The name(s) of the recovery plans and the specific task that name this barrier as a high priority: This project has been identified as a fish passage barrier in the Green Valley Creek Stream Inventory Report (DFG, revised 2006), the Green Valley Creek Watershed Assessment and Erosion Prevention Planning Project (PWA, 2008), Green Valley Creek Watershed Management Plan Phase II Draft (GRRCD, 2013), the Passage Assessment Database (#716534), and by DFW fisheries biologists (Berryman and Acomb, Green Valley Creek Culvert Analysis, 2015).
The California Fish Passage Forum has nine overall objectives. This project will help to address:
- Remediate barriers to effective fish migration.
- Promote state and national policy and actions that support fish passage improvement in California.
- Implement education and outreach activities, targeting both the general public and fish passage practitioners.
Anadromous fish species that benefit from this project: Coho salmon, Steelhead/rainbow trout
Miles of stream opened as a result of project implementation: 0.9 miles.
Location and distance in stream miles to downstream river structures, and whether each structure represents an insignificant, partial, or total barrier to fish passage: Instream dams 0.3 and 0.7 miles below the project site (PAD #716533 and #716532) are currently being addressed by the Russian River Coho Water Resources Partnership. The Green Valley Road county culvert 0.75 miles downstream of the project site, prioritized in Ross Taylor’s 2003 inventory of county road crossings, was recently modified for fish passage. Designs have been completed for two partial barriers over 4 miles downstream (#712804 and #735259), with implementation funding pending from FRGP. Additional barriers identified in the PAD as “unknown passage status” have not been prioritized by subsequent barrier assessments.
Location and distance in stream miles to upstream river structures, and whether each structure represents an insignificant, partial or total barrier to fish passage: Three other potential instream barriers upstream of the project site (PAD #716535, 716536, 758552) were analyzed in a barrier analysis conducted in 2015 by DFW staff (T.Berryman and D.Acomb). The analysis concluded that #716535, 1,200 ft above the proposed site, and two additional culvert sites not listed in the PAD, are not passage barriers.
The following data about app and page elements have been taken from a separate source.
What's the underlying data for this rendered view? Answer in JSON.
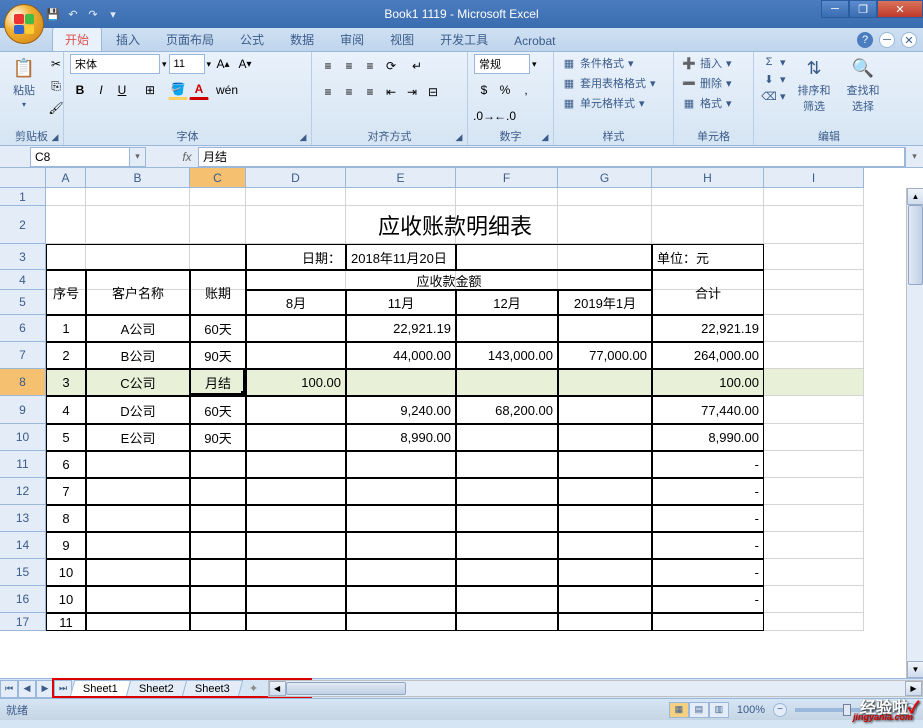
{
  "window": {
    "title": "Book1 1119 - Microsoft Excel"
  },
  "ribbon_tabs": [
    "开始",
    "插入",
    "页面布局",
    "公式",
    "数据",
    "审阅",
    "视图",
    "开发工具",
    "Acrobat"
  ],
  "active_tab": "开始",
  "ribbon": {
    "clipboard": {
      "label": "剪贴板",
      "paste": "粘贴"
    },
    "font": {
      "label": "字体",
      "name": "宋体",
      "size": "11"
    },
    "alignment": {
      "label": "对齐方式"
    },
    "number": {
      "label": "数字",
      "format": "常规"
    },
    "styles": {
      "label": "样式",
      "cond_format": "条件格式",
      "table_format": "套用表格格式",
      "cell_styles": "单元格样式"
    },
    "cells": {
      "label": "单元格",
      "insert": "插入",
      "delete": "删除",
      "format": "格式"
    },
    "editing": {
      "label": "编辑",
      "sort_filter": "排序和\n筛选",
      "find_select": "查找和\n选择"
    }
  },
  "name_box": "C8",
  "formula_value": "月结",
  "columns": [
    {
      "l": "A",
      "w": 40
    },
    {
      "l": "B",
      "w": 104
    },
    {
      "l": "C",
      "w": 56
    },
    {
      "l": "D",
      "w": 100
    },
    {
      "l": "E",
      "w": 110
    },
    {
      "l": "F",
      "w": 102
    },
    {
      "l": "G",
      "w": 94
    },
    {
      "l": "H",
      "w": 112
    },
    {
      "l": "I",
      "w": 100
    }
  ],
  "rows": [
    {
      "n": 1,
      "h": 18
    },
    {
      "n": 2,
      "h": 38
    },
    {
      "n": 3,
      "h": 26
    },
    {
      "n": 4,
      "h": 20
    },
    {
      "n": 5,
      "h": 25
    },
    {
      "n": 6,
      "h": 27
    },
    {
      "n": 7,
      "h": 27
    },
    {
      "n": 8,
      "h": 27
    },
    {
      "n": 9,
      "h": 28
    },
    {
      "n": 10,
      "h": 27
    },
    {
      "n": 11,
      "h": 27
    },
    {
      "n": 12,
      "h": 27
    },
    {
      "n": 13,
      "h": 27
    },
    {
      "n": 14,
      "h": 27
    },
    {
      "n": 15,
      "h": 27
    },
    {
      "n": 16,
      "h": 27
    },
    {
      "n": 17,
      "h": 18
    }
  ],
  "table": {
    "title": "应收账款明细表",
    "date_label": "日期：",
    "date_value": "2018年11月20日",
    "unit_label": "单位：元",
    "h_seq": "序号",
    "h_cust": "客户名称",
    "h_period": "账期",
    "h_recv": "应收款金额",
    "h_total": "合计",
    "months": [
      "8月",
      "11月",
      "12月",
      "2019年1月"
    ],
    "rows": [
      {
        "seq": "1",
        "cust": "A公司",
        "period": "60天",
        "m": [
          "",
          "22,921.19",
          "",
          ""
        ],
        "total": "22,921.19"
      },
      {
        "seq": "2",
        "cust": "B公司",
        "period": "90天",
        "m": [
          "",
          "44,000.00",
          "143,000.00",
          "77,000.00"
        ],
        "total": "264,000.00"
      },
      {
        "seq": "3",
        "cust": "C公司",
        "period": "月结",
        "m": [
          "100.00",
          "",
          "",
          ""
        ],
        "total": "100.00"
      },
      {
        "seq": "4",
        "cust": "D公司",
        "period": "60天",
        "m": [
          "",
          "9,240.00",
          "68,200.00",
          ""
        ],
        "total": "77,440.00"
      },
      {
        "seq": "5",
        "cust": "E公司",
        "period": "90天",
        "m": [
          "",
          "8,990.00",
          "",
          ""
        ],
        "total": "8,990.00"
      },
      {
        "seq": "6",
        "cust": "",
        "period": "",
        "m": [
          "",
          "",
          "",
          ""
        ],
        "total": "-"
      },
      {
        "seq": "7",
        "cust": "",
        "period": "",
        "m": [
          "",
          "",
          "",
          ""
        ],
        "total": "-"
      },
      {
        "seq": "8",
        "cust": "",
        "period": "",
        "m": [
          "",
          "",
          "",
          ""
        ],
        "total": "-"
      },
      {
        "seq": "9",
        "cust": "",
        "period": "",
        "m": [
          "",
          "",
          "",
          ""
        ],
        "total": "-"
      },
      {
        "seq": "10",
        "cust": "",
        "period": "",
        "m": [
          "",
          "",
          "",
          ""
        ],
        "total": "-"
      },
      {
        "seq": "10",
        "cust": "",
        "period": "",
        "m": [
          "",
          "",
          "",
          ""
        ],
        "total": "-"
      },
      {
        "seq": "11",
        "cust": "",
        "period": "",
        "m": [
          "",
          "",
          "",
          ""
        ],
        "total": ""
      }
    ]
  },
  "sheets": [
    "Sheet1",
    "Sheet2",
    "Sheet3"
  ],
  "active_sheet": "Sheet1",
  "status": {
    "ready": "就绪",
    "zoom": "100%"
  },
  "watermark": {
    "text": "经验啦",
    "check": "✓",
    "sub": "jingyanla.com"
  }
}
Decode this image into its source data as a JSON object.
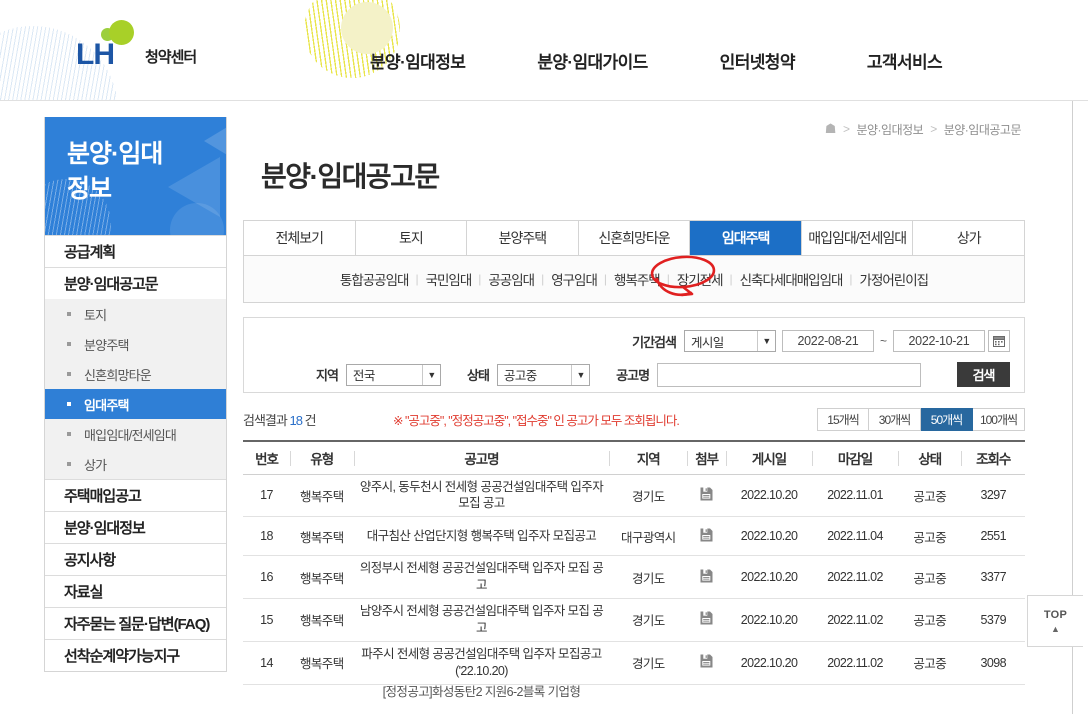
{
  "header": {
    "logo_text": "LH",
    "logo_sub": "청약센터",
    "gnb": [
      {
        "label": "분양·임대정보"
      },
      {
        "label": "분양·임대가이드"
      },
      {
        "label": "인터넷청약"
      },
      {
        "label": "고객서비스"
      }
    ]
  },
  "sidebar": {
    "title": "분양·임대\n정보",
    "items": [
      {
        "label": "공급계획",
        "type": "main"
      },
      {
        "label": "분양·임대공고문",
        "type": "main"
      },
      {
        "label": "토지",
        "type": "sub",
        "active": false
      },
      {
        "label": "분양주택",
        "type": "sub",
        "active": false
      },
      {
        "label": "신혼희망타운",
        "type": "sub",
        "active": false
      },
      {
        "label": "임대주택",
        "type": "sub",
        "active": true
      },
      {
        "label": "매입임대/전세임대",
        "type": "sub",
        "active": false
      },
      {
        "label": "상가",
        "type": "sub",
        "active": false
      },
      {
        "label": "주택매입공고",
        "type": "main"
      },
      {
        "label": "분양·임대정보",
        "type": "main"
      },
      {
        "label": "공지사항",
        "type": "main"
      },
      {
        "label": "자료실",
        "type": "main"
      },
      {
        "label": "자주묻는 질문·답변(FAQ)",
        "type": "main"
      },
      {
        "label": "선착순계약가능지구",
        "type": "main"
      }
    ]
  },
  "breadcrumb": {
    "home_icon": "home-icon",
    "items": [
      "분양·임대정보",
      "분양·임대공고문"
    ],
    "separator": ">"
  },
  "page_title": "분양·임대공고문",
  "tabs": [
    {
      "label": "전체보기",
      "active": false
    },
    {
      "label": "토지",
      "active": false
    },
    {
      "label": "분양주택",
      "active": false
    },
    {
      "label": "신혼희망타운",
      "active": false
    },
    {
      "label": "임대주택",
      "active": true
    },
    {
      "label": "매입임대/전세임대",
      "active": false
    },
    {
      "label": "상가",
      "active": false
    }
  ],
  "subtabs": [
    {
      "label": "통합공공임대",
      "active": false
    },
    {
      "label": "국민임대",
      "active": false
    },
    {
      "label": "공공임대",
      "active": false
    },
    {
      "label": "영구임대",
      "active": false
    },
    {
      "label": "행복주택",
      "active": true,
      "annotated": true
    },
    {
      "label": "장기전세",
      "active": false
    },
    {
      "label": "신축다세대매입임대",
      "active": false
    },
    {
      "label": "가정어린이집",
      "active": false
    }
  ],
  "annotation": {
    "color": "#e02020",
    "target": "행복주택"
  },
  "search": {
    "period_label": "기간검색",
    "period_type": "게시일",
    "date_from": "2022-08-21",
    "date_to": "2022-10-21",
    "tilde": "~",
    "calendar_icon": "calendar-icon",
    "region_label": "지역",
    "region_value": "전국",
    "state_label": "상태",
    "state_value": "공고중",
    "name_label": "공고명",
    "name_value": "",
    "name_placeholder": "",
    "search_button": "검색"
  },
  "results": {
    "count_prefix": "검색결과",
    "count": "18",
    "count_suffix": "건",
    "note": "※ \"공고중\", \"정정공고중\", \"접수중\" 인 공고가 모두 조회됩니다.",
    "page_sizes": [
      {
        "label": "15개씩",
        "active": false
      },
      {
        "label": "30개씩",
        "active": false
      },
      {
        "label": "50개씩",
        "active": true
      },
      {
        "label": "100개씩",
        "active": false
      }
    ]
  },
  "table": {
    "headers": [
      "번호",
      "유형",
      "공고명",
      "지역",
      "첨부",
      "게시일",
      "마감일",
      "상태",
      "조회수"
    ],
    "rows": [
      {
        "no": "17",
        "type": "행복주택",
        "name": "양주시, 동두천시 전세형 공공건설임대주택 입주자 모집 공고",
        "area": "경기도",
        "attach": "file-icon",
        "posted": "2022.10.20",
        "deadline": "2022.11.01",
        "status": "공고중",
        "views": "3297"
      },
      {
        "no": "18",
        "type": "행복주택",
        "name": "대구침산 산업단지형 행복주택 입주자 모집공고",
        "area": "대구광역시",
        "attach": "file-icon",
        "posted": "2022.10.20",
        "deadline": "2022.11.04",
        "status": "공고중",
        "views": "2551"
      },
      {
        "no": "16",
        "type": "행복주택",
        "name": "의정부시 전세형 공공건설임대주택 입주자 모집 공고",
        "area": "경기도",
        "attach": "file-icon",
        "posted": "2022.10.20",
        "deadline": "2022.11.02",
        "status": "공고중",
        "views": "3377"
      },
      {
        "no": "15",
        "type": "행복주택",
        "name": "남양주시 전세형 공공건설임대주택 입주자 모집 공고",
        "area": "경기도",
        "attach": "file-icon",
        "posted": "2022.10.20",
        "deadline": "2022.11.02",
        "status": "공고중",
        "views": "5379"
      },
      {
        "no": "14",
        "type": "행복주택",
        "name": "파주시 전세형 공공건설임대주택 입주자 모집공고('22.10.20)",
        "area": "경기도",
        "attach": "file-icon",
        "posted": "2022.10.20",
        "deadline": "2022.11.02",
        "status": "공고중",
        "views": "3098"
      }
    ],
    "partial_row": {
      "name": "[정정공고]화성동탄2 지원6-2블록 기업형"
    }
  },
  "top_button": {
    "label": "TOP",
    "arrow": "▲"
  }
}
PAD site #716536, a box concrete culvert 2,180 ft above the proposed site, requires only a relatively simple fix to raise the tail water control to ensure passage. GRRCD staff are currently working with DFW staff to address that site. Remediation of Site #758552 is included in the proposed project.
How will the project be evaluated and measured for success: This project has a monitoring plan to assess success in achieving deliverables.